What is the number of lines in the data that contain "color"? Nothing besides that number, please.
━━━ Records ━━━
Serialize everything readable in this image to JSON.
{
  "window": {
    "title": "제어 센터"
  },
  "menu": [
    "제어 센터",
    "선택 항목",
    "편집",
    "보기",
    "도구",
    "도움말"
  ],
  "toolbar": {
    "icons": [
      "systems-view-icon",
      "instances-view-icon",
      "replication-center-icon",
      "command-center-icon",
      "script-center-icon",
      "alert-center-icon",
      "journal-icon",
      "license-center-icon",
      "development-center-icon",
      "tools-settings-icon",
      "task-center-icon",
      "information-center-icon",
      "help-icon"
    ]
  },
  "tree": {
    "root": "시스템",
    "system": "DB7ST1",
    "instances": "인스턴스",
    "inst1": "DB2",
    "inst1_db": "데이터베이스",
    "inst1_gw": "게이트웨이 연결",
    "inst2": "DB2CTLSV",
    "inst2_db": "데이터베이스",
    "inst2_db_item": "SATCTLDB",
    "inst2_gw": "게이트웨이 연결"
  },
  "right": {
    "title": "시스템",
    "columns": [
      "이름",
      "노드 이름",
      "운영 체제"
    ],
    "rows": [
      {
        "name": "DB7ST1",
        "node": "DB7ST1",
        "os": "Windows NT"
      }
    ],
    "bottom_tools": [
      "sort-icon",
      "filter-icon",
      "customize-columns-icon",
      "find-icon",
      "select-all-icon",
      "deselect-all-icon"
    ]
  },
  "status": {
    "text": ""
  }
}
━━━
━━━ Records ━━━
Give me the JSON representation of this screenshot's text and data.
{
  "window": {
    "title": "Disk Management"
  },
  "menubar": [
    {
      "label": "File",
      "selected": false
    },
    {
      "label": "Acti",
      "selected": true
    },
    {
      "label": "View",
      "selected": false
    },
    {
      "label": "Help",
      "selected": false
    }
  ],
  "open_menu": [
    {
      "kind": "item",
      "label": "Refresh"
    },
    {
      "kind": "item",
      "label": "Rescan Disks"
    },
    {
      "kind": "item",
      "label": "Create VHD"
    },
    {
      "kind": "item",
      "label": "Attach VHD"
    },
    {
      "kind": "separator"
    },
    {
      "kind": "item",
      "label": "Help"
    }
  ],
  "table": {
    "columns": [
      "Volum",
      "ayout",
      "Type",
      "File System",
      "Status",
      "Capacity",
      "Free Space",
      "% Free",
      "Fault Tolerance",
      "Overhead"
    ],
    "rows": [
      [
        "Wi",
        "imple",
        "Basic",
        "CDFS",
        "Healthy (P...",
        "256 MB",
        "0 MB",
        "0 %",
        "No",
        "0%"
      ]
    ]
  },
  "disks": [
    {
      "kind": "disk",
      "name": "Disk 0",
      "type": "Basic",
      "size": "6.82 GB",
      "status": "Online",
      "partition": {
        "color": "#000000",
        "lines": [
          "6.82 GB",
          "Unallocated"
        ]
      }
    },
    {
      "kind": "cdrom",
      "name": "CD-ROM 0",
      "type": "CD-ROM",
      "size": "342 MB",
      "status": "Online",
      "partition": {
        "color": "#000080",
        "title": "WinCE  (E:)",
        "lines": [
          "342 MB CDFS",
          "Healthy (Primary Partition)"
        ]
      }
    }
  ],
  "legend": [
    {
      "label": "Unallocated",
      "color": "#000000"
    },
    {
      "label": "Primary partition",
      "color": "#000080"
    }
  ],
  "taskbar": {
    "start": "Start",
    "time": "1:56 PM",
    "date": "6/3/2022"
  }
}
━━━
_Reply to the task_. 4